Airlines find new way to overcharge fliers

Passengers board a flight in Omaha, Neb.

As if the existing methods to overcharge travelers weren’t enough, some airlines have just found a new way deeper into your pockets. It comes in the form of sophisticated software designed to increase prices based on your desperation and lack of choice. Will you fall for the latest gimmick?

The new application is courtesy of Amadeus, one of the major distributors of airline and other travel-related data worldwide. This week, it announced the launch of “Active Valuation,” an “IT solution that enables airlines to maximize revenues across multiple channels,” or to charge you more for something you can otherwise get at a lower price.

Amadeus was surprisingly open about how it will help carriers to take more of your money, although it makes marketing sense to point that out in order to attract airlines to sign up. Amadeus already has contracts with several major airlines, including Lufthansa, Singapore Airlines, Brazil’s TAM, the United Arab Emirates’ Etihad and Air Baltic. The first three carriers are members of the global Star Alliance.

“‘Active Valuation’ works by enabling the application of sophisticated business logic to dynamically adjust the yield (revenue expected) of an airline product, according to the context in which a booking is made,” Amadeus said in a statement posted on several travel news sites.

“These yield modifiers are used in a seamless manner in order to perform an origin and destination calculation,” it added. “This allows a dynamic segmentation of customers, taking into consideration their characteristics, the point of sale used and any connecting flight data, in order to better capture their willingness to pay.”

My feelings about this statement are strong and mixed at the same time. On one hand, Amadeus obviously deserves credit for developing a new product that will no doubt boost its business. On the other hand, “Active Valuation” sounds like a recipe for screwing consumers over big time.

How does this work? If you live in the United States and want to buy a plane ticket between two European cities, you may be paying more than someone who makes the purchase in Europe. The airlines are banking on your lack of knowledge about European fares and betting on your willingness to spend more money than a European traveler, who can distinguish a good fare from a bad one.

As Amadeus pointed out this week, airlines have been doing similar tricks for years through their inventory management and are now simply expanding them. “For example, when a customer requests availability information for a multi-leg journey, the solution automatically considers the complete value of the trip and delivers appropriate availability information to the customer,” it said.

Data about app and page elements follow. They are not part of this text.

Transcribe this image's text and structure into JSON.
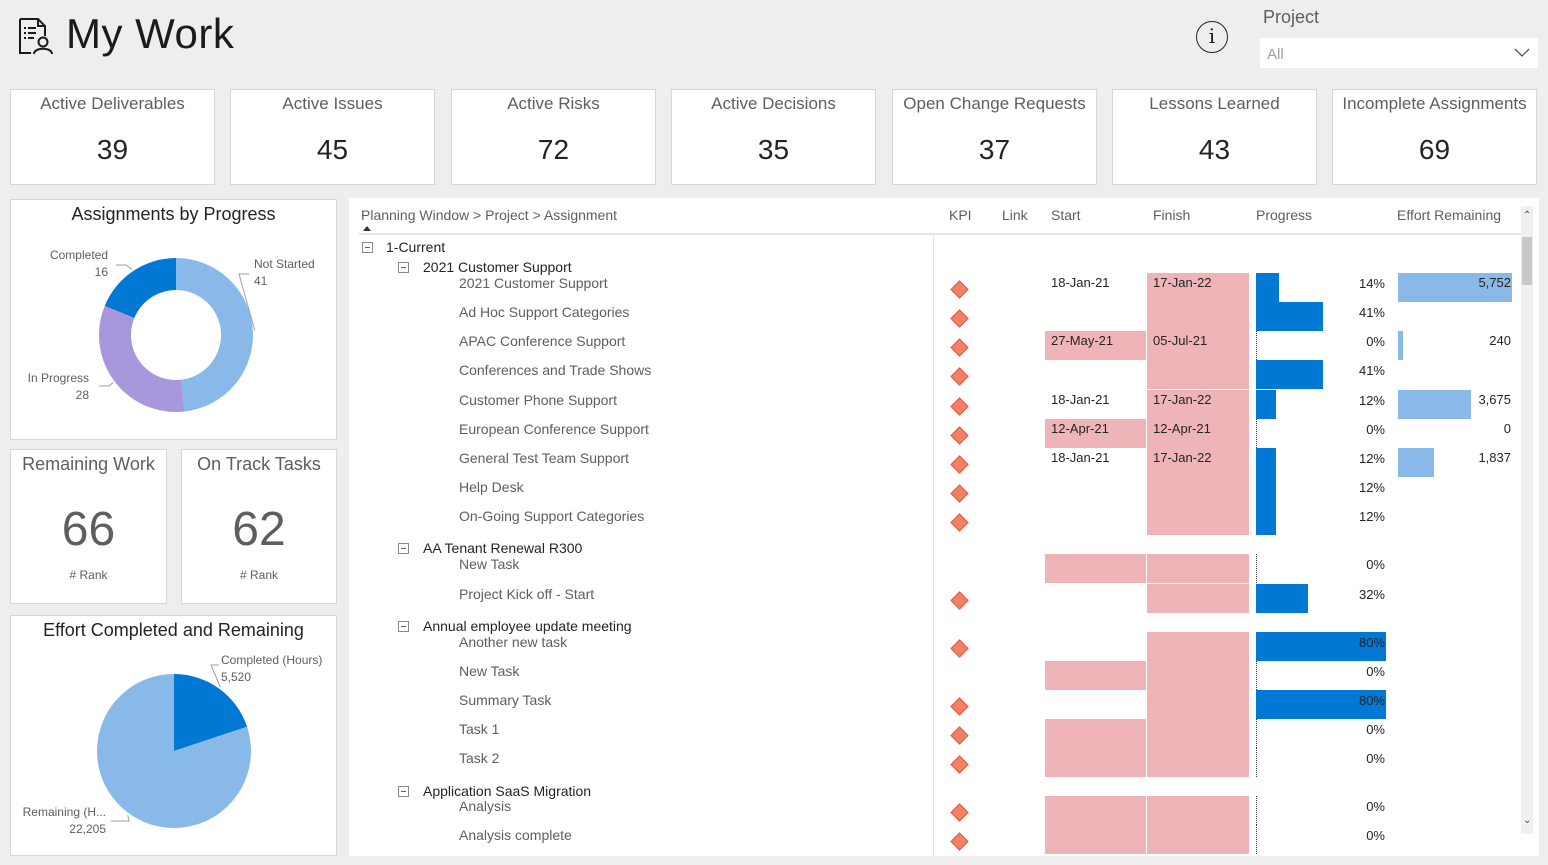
{
  "header": {
    "title": "My Work",
    "title_icon": "report-user-icon",
    "info_icon": "info-icon",
    "slicer": {
      "label": "Project",
      "value": "All",
      "icon": "chevron-down-icon"
    }
  },
  "kpis": [
    {
      "label": "Active Deliverables",
      "value": "39"
    },
    {
      "label": "Active Issues",
      "value": "45"
    },
    {
      "label": "Active Risks",
      "value": "72"
    },
    {
      "label": "Active Decisions",
      "value": "35"
    },
    {
      "label": "Open Change Requests",
      "value": "37"
    },
    {
      "label": "Lessons Learned",
      "value": "43"
    },
    {
      "label": "Incomplete Assignments",
      "value": "69"
    }
  ],
  "cards": [
    {
      "title": "Remaining Work",
      "value": "66",
      "sub": "# Rank"
    },
    {
      "title": "On Track Tasks",
      "value": "62",
      "sub": "# Rank"
    }
  ],
  "chart_data": [
    {
      "type": "pie",
      "variant": "donut",
      "title": "Assignments by Progress",
      "categories": [
        "Not Started",
        "In Progress",
        "Completed"
      ],
      "values": [
        41,
        28,
        16
      ],
      "colors": [
        "#89b9e9",
        "#a997dd",
        "#0078d4"
      ],
      "data_labels": [
        "41",
        "28",
        "16"
      ]
    },
    {
      "type": "pie",
      "title": "Effort Completed and Remaining",
      "categories": [
        "Completed (Hours)",
        "Remaining (H..."
      ],
      "values": [
        5520,
        22205
      ],
      "colors": [
        "#0078d4",
        "#89b9e9"
      ],
      "data_labels": [
        "5,520",
        "22,205"
      ]
    }
  ],
  "matrix": {
    "headers": {
      "hierarchy": "Planning Window > Project > Assignment",
      "kpi": "KPI",
      "link": "Link",
      "start": "Start",
      "finish": "Finish",
      "progress": "Progress",
      "effort": "Effort Remaining"
    },
    "colors": {
      "kpi": "#f47f67",
      "late": "#efb4b8",
      "progress": "#0078d4",
      "effort": "#89b9e9"
    },
    "effort_max": 5752,
    "rows": [
      {
        "level": 1,
        "label": "1-Current"
      },
      {
        "level": 2,
        "label": "2021 Customer Support"
      },
      {
        "level": 3,
        "label": "2021 Customer Support",
        "kpi": true,
        "start": "18-Jan-21",
        "finish": "17-Jan-22",
        "start_late": false,
        "finish_late": true,
        "progress": 14,
        "effort": 5752,
        "effort_label": "5,752"
      },
      {
        "level": 3,
        "label": "Ad Hoc Support Categories",
        "kpi": true,
        "start": "",
        "finish": "",
        "start_late": false,
        "finish_late": true,
        "progress": 41
      },
      {
        "level": 3,
        "label": "APAC Conference Support",
        "kpi": true,
        "start": "27-May-21",
        "finish": "05-Jul-21",
        "start_late": true,
        "finish_late": true,
        "progress": 0,
        "effort": 240,
        "effort_label": "240"
      },
      {
        "level": 3,
        "label": "Conferences and Trade Shows",
        "kpi": true,
        "start": "",
        "finish": "",
        "start_late": false,
        "finish_late": true,
        "progress": 41
      },
      {
        "level": 3,
        "label": "Customer Phone Support",
        "kpi": true,
        "start": "18-Jan-21",
        "finish": "17-Jan-22",
        "start_late": false,
        "finish_late": true,
        "progress": 12,
        "effort": 3675,
        "effort_label": "3,675"
      },
      {
        "level": 3,
        "label": "European Conference Support",
        "kpi": true,
        "start": "12-Apr-21",
        "finish": "12-Apr-21",
        "start_late": true,
        "finish_late": true,
        "progress": 0,
        "effort": 0,
        "effort_label": "0"
      },
      {
        "level": 3,
        "label": "General Test Team Support",
        "kpi": true,
        "start": "18-Jan-21",
        "finish": "17-Jan-22",
        "start_late": false,
        "finish_late": true,
        "progress": 12,
        "effort": 1837,
        "effort_label": "1,837"
      },
      {
        "level": 3,
        "label": "Help Desk",
        "kpi": true,
        "start": "",
        "finish": "",
        "start_late": false,
        "finish_late": true,
        "progress": 12
      },
      {
        "level": 3,
        "label": "On-Going Support Categories",
        "kpi": true,
        "start": "",
        "finish": "",
        "start_late": false,
        "finish_late": true,
        "progress": 12
      },
      {
        "level": 2,
        "label": "AA Tenant Renewal R300"
      },
      {
        "level": 3,
        "label": "New Task",
        "kpi": false,
        "start": "",
        "finish": "",
        "start_late": true,
        "finish_late": true,
        "progress": 0
      },
      {
        "level": 3,
        "label": "Project Kick off - Start",
        "kpi": true,
        "start": "",
        "finish": "",
        "start_late": false,
        "finish_late": true,
        "progress": 32
      },
      {
        "level": 2,
        "label": "Annual employee update meeting"
      },
      {
        "level": 3,
        "label": "Another new task",
        "kpi": true,
        "start": "",
        "finish": "",
        "start_late": false,
        "finish_late": true,
        "progress": 80
      },
      {
        "level": 3,
        "label": "New Task",
        "kpi": false,
        "start": "",
        "finish": "",
        "start_late": true,
        "finish_late": true,
        "progress": 0
      },
      {
        "level": 3,
        "label": "Summary Task",
        "kpi": true,
        "start": "",
        "finish": "",
        "start_late": false,
        "finish_late": true,
        "progress": 80
      },
      {
        "level": 3,
        "label": "Task 1",
        "kpi": true,
        "start": "",
        "finish": "",
        "start_late": true,
        "finish_late": true,
        "progress": 0
      },
      {
        "level": 3,
        "label": "Task 2",
        "kpi": true,
        "start": "",
        "finish": "",
        "start_late": true,
        "finish_late": true,
        "progress": 0
      },
      {
        "level": 2,
        "label": "Application SaaS Migration"
      },
      {
        "level": 3,
        "label": "Analysis",
        "kpi": true,
        "start": "",
        "finish": "",
        "start_late": true,
        "finish_late": true,
        "progress": 0
      },
      {
        "level": 3,
        "label": "Analysis complete",
        "kpi": true,
        "start": "",
        "finish": "",
        "start_late": true,
        "finish_late": true,
        "progress": 0
      }
    ]
  }
}
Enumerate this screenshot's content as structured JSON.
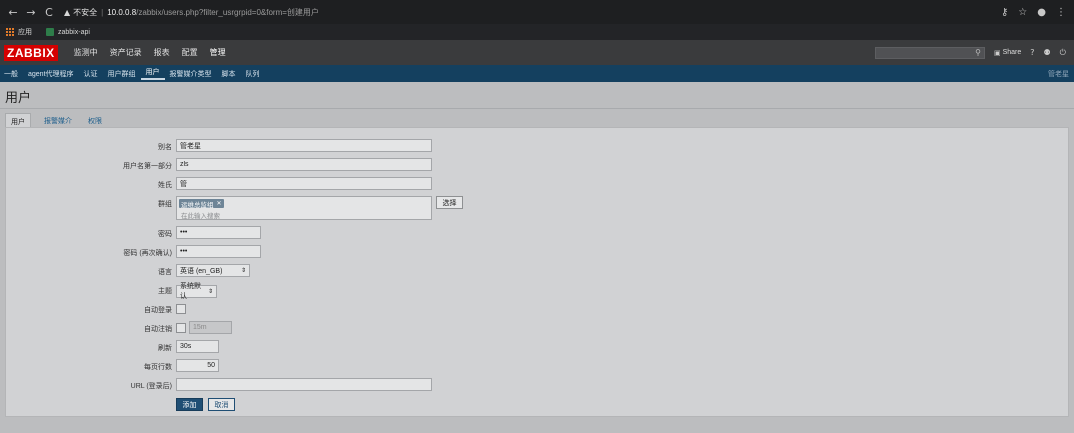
{
  "browser": {
    "back": "←",
    "forward": "→",
    "reload": "C",
    "insecure_label": "不安全",
    "url_host": "10.0.0.8",
    "url_rest": "/zabbix/users.php?filter_usrgrpid=0&form=创建用户",
    "bookmarks": [
      {
        "label": "应用",
        "icon": "apps-grid-icon"
      },
      {
        "label": "zabbix-api",
        "icon": "bookmark-favicon"
      }
    ]
  },
  "header": {
    "logo": "ZABBIX",
    "menu": [
      "监测中",
      "资产记录",
      "报表",
      "配置",
      "管理"
    ],
    "active_menu": "管理",
    "share_label": "Share",
    "help": "?"
  },
  "submenu": {
    "items": [
      "一般",
      "agent代理程序",
      "认证",
      "用户群组",
      "用户",
      "报警媒介类型",
      "脚本",
      "队列"
    ],
    "active": "用户",
    "user_name": "管老星"
  },
  "page": {
    "title": "用户",
    "tabs": [
      "用户",
      "报警媒介",
      "权限"
    ],
    "active_tab": "用户"
  },
  "form": {
    "alias_label": "别名",
    "alias_value": "管老星",
    "name_label": "用户名第一部分",
    "name_value": "zls",
    "surname_label": "姓氏",
    "surname_value": "管",
    "groups_label": "群组",
    "groups_tag": "运维总监组",
    "groups_placeholder": "在此输入搜索",
    "select_button": "选择",
    "password_label": "密码",
    "password_value": "•••",
    "password2_label": "密码 (再次确认)",
    "password2_value": "•••",
    "language_label": "语言",
    "language_value": "英语 (en_GB)",
    "theme_label": "主题",
    "theme_value": "系统默认",
    "autologin_label": "自动登录",
    "autologout_label": "自动注销",
    "autologout_value": "15m",
    "refresh_label": "刷新",
    "refresh_value": "30s",
    "rows_label": "每页行数",
    "rows_value": "50",
    "url_label": "URL (登录后)",
    "url_value": "",
    "add_button": "添加",
    "cancel_button": "取消"
  }
}
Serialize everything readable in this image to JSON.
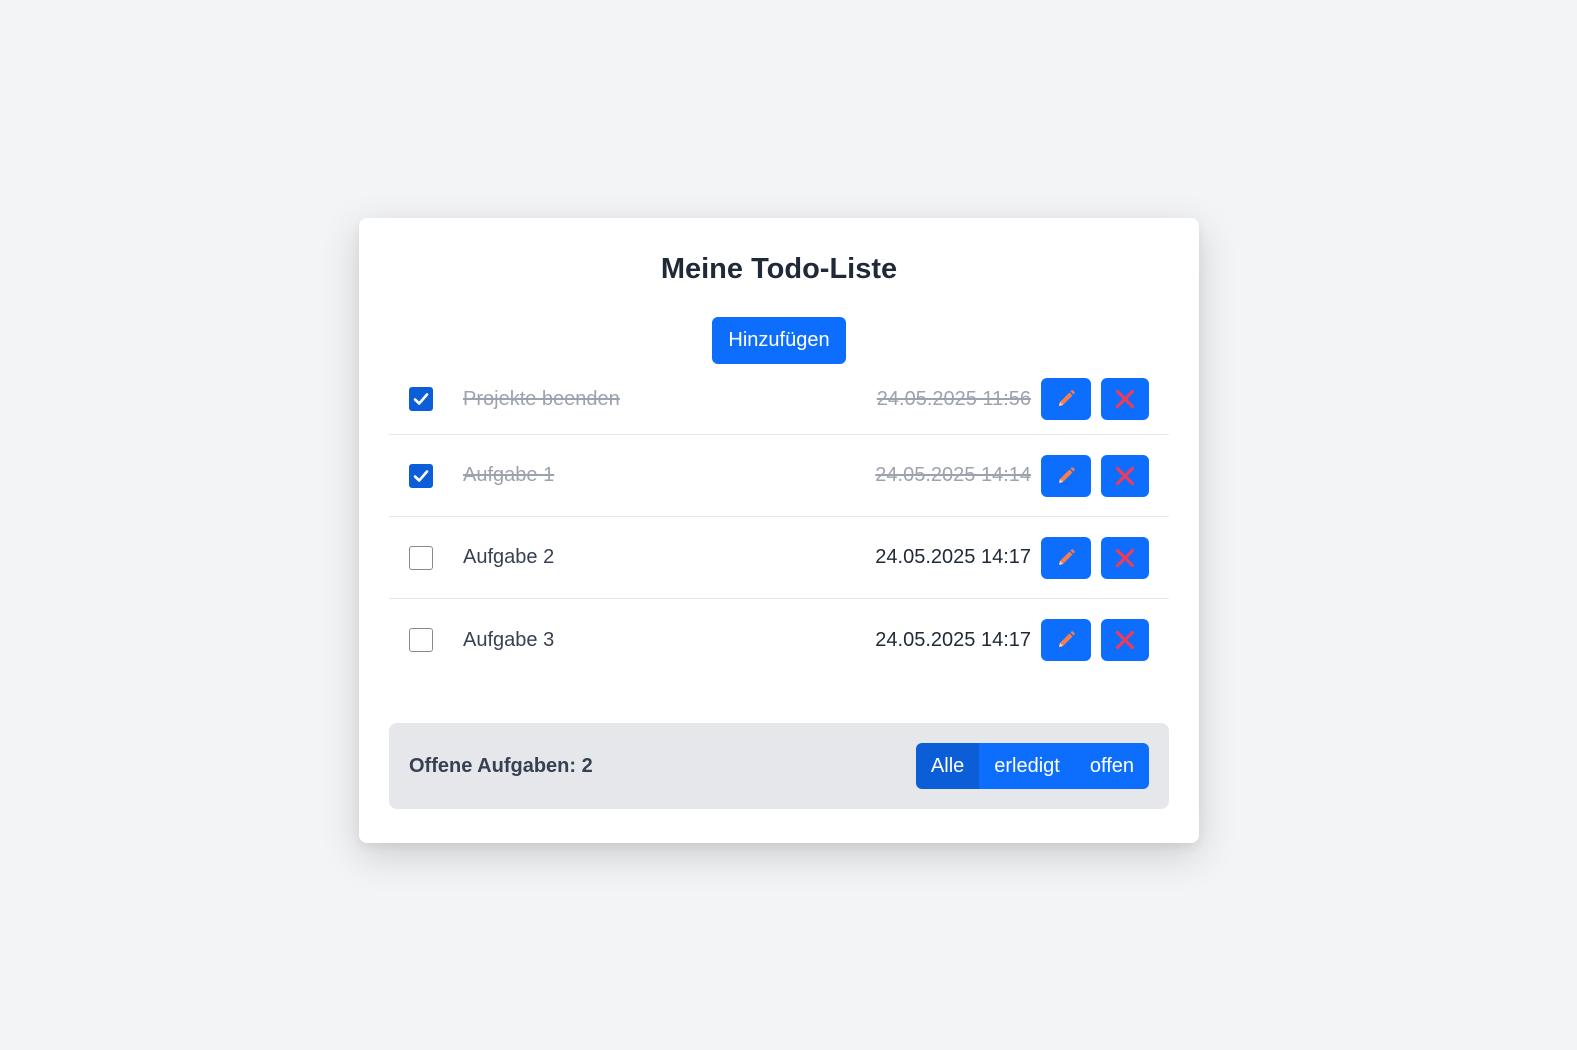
{
  "title": "Meine Todo-Liste",
  "add_button_label": "Hinzufügen",
  "todos": [
    {
      "text": "Projekte beenden",
      "date": "24.05.2025 11:56",
      "done": true
    },
    {
      "text": "Aufgabe 1",
      "date": "24.05.2025 14:14",
      "done": true
    },
    {
      "text": "Aufgabe 2",
      "date": "24.05.2025 14:17",
      "done": false
    },
    {
      "text": "Aufgabe 3",
      "date": "24.05.2025 14:17",
      "done": false
    }
  ],
  "icons": {
    "edit": "pencil-icon",
    "delete": "x-icon",
    "check": "checkmark-icon"
  },
  "footer": {
    "open_count_label": "Offene Aufgaben: 2",
    "filters": [
      "Alle",
      "erledigt",
      "offen"
    ],
    "active_filter": "Alle"
  },
  "colors": {
    "primary": "#0d6efd",
    "primary_active": "#0b5ed7",
    "pencil": "#f97c4b",
    "delete_x": "#ef3b5a",
    "background": "#f3f4f6"
  }
}
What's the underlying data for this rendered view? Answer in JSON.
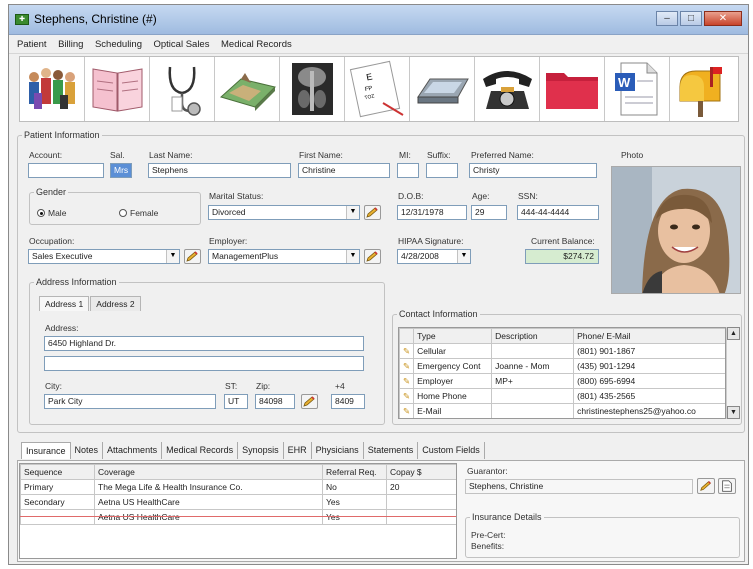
{
  "window": {
    "title": "Stephens, Christine (#)"
  },
  "menu": [
    "Patient",
    "Billing",
    "Scheduling",
    "Optical Sales",
    "Medical Records"
  ],
  "toolbar": {
    "icons": [
      "people-icon",
      "book-icon",
      "stethoscope-icon",
      "map-icon",
      "xray-icon",
      "eye-chart-icon",
      "scanner-icon",
      "telephone-icon",
      "folder-icon",
      "word-document-icon",
      "mailbox-icon"
    ]
  },
  "patient": {
    "legend": "Patient Information",
    "account_label": "Account:",
    "account": "",
    "sal_label": "Sal.",
    "sal": "Mrs",
    "last_label": "Last Name:",
    "last": "Stephens",
    "first_label": "First Name:",
    "first": "Christine",
    "mi_label": "MI:",
    "mi": "",
    "suffix_label": "Suffix:",
    "suffix": "",
    "pref_label": "Preferred Name:",
    "pref": "Christy",
    "photo_label": "Photo",
    "gender_legend": "Gender",
    "gender_male": "Male",
    "gender_female": "Female",
    "marital_label": "Marital Status:",
    "marital": "Divorced",
    "dob_label": "D.O.B:",
    "dob": "12/31/1978",
    "age_label": "Age:",
    "age": "29",
    "ssn_label": "SSN:",
    "ssn": "444-44-4444",
    "occupation_label": "Occupation:",
    "occupation": "Sales Executive",
    "employer_label": "Employer:",
    "employer": "ManagementPlus",
    "hipaa_label": "HIPAA Signature:",
    "hipaa": "4/28/2008",
    "balance_label": "Current Balance:",
    "balance": "$274.72"
  },
  "address": {
    "legend": "Address Information",
    "tab1": "Address 1",
    "tab2": "Address 2",
    "address_label": "Address:",
    "line1": "6450 Highland Dr.",
    "line2": "",
    "city_label": "City:",
    "city": "Park City",
    "st_label": "ST:",
    "st": "UT",
    "zip_label": "Zip:",
    "zip": "84098",
    "plus4_label": "+4",
    "plus4": "8409"
  },
  "contact": {
    "legend": "Contact Information",
    "headers": [
      "Type",
      "Description",
      "Phone/ E-Mail"
    ],
    "rows": [
      {
        "type": "Cellular",
        "desc": "",
        "phone": "(801) 901-1867"
      },
      {
        "type": "Emergency Cont",
        "desc": "Joanne - Mom",
        "phone": "(435) 901-1294"
      },
      {
        "type": "Employer",
        "desc": "MP+",
        "phone": "(800) 695-6994"
      },
      {
        "type": "Home Phone",
        "desc": "",
        "phone": "(801) 435-2565"
      },
      {
        "type": "E-Mail",
        "desc": "",
        "phone": "christinestephens25@yahoo.co"
      }
    ]
  },
  "tabs": [
    "Insurance",
    "Notes",
    "Attachments",
    "Medical Records",
    "Synopsis",
    "EHR",
    "Physicians",
    "Statements",
    "Custom Fields"
  ],
  "insurance": {
    "headers": [
      "Sequence",
      "Coverage",
      "Referral Req.",
      "Copay $"
    ],
    "rows": [
      {
        "sequence": "Primary",
        "coverage": "The Mega Life & Health Insurance Co.",
        "referral": "No",
        "copay": "20"
      },
      {
        "sequence": "Secondary",
        "coverage": "Aetna US HealthCare",
        "referral": "Yes",
        "copay": ""
      },
      {
        "sequence": "",
        "coverage": "Aetna US HealthCare",
        "referral": "Yes",
        "copay": ""
      }
    ],
    "guarantor_label": "Guarantor:",
    "guarantor": "Stephens, Christine",
    "details_legend": "Insurance Details",
    "precert": "Pre-Cert:",
    "benefits": "Benefits:"
  }
}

What does that mean? Let’s say you need to go from Washington to Hong Kong — there are no nonstop flights on that route, so you’ll connect in Chicago. Let’s assume that the Washington-Chicago flight has availability in the lowest booking class, as does Chicago-Hong Kong. However, when those two segments are “married up” to produce your connection, the lowest-priced seats would often disappear, and you’d have to pay for a higher booking class, which could mean hundreds of dollars more.

None of the major U.S. carriers uses Amadeus, but American Express and Carlson Wagonlit, two of the country’s largest travel agencies, do. It also powers online booking engines, such as Expedia and CheapTickets. Plus, if Amadeus figured out how to do those new gimmicks, its competitors won’t be far behind.

So how would you fight against all those airline attempts to “maximize revenue”? Demand an addition to the Passengers Bill of Rights? Complain to your congressman? Good luck. We live in a capitalist society, and every company has the right to maximize revenue in any legal way it can find — although some have found questionable methods, such as the fake “direct” flights I wrote about last month.

As you might have guessed, my approach is education — learn as much as possible about what the airlines do, and about the entire air travel system, and beat them at their own game. If you don’t know that something is happening, how would you know how to avoid it?

In my last column, I explained why corporate travel lacks innovation. One of the reasons is companies’ heavy reliance on old-style travel agencies, which in turn rely on computers to tell them what to do. The result is millions of dollars in unnecessary spending.

The Amadeus announcement is another reminder that if you keep using the old approach, you will continue to waste money. My method is simple: having mastered the system and its intricacies, I rely on my knowledge and experience buying tickets and flying around the world — that’s how I beat the computer.

Is that good enough advertising for my “On the Fly” Seminars and the Kralev International advisory services?

In all seriousness, this summer I decided to dedicate myself to travel education, even though such a concept doesn’t even exist, and I’m probably the only person who uses the words “travel” and “education” together. I’ll continue to preach it until people start listening.

Related stories:

Corporate travel’s lack of innovation

Announcing Kralev International travel advisory business

Time for travel school — you are invited

Educating the flying public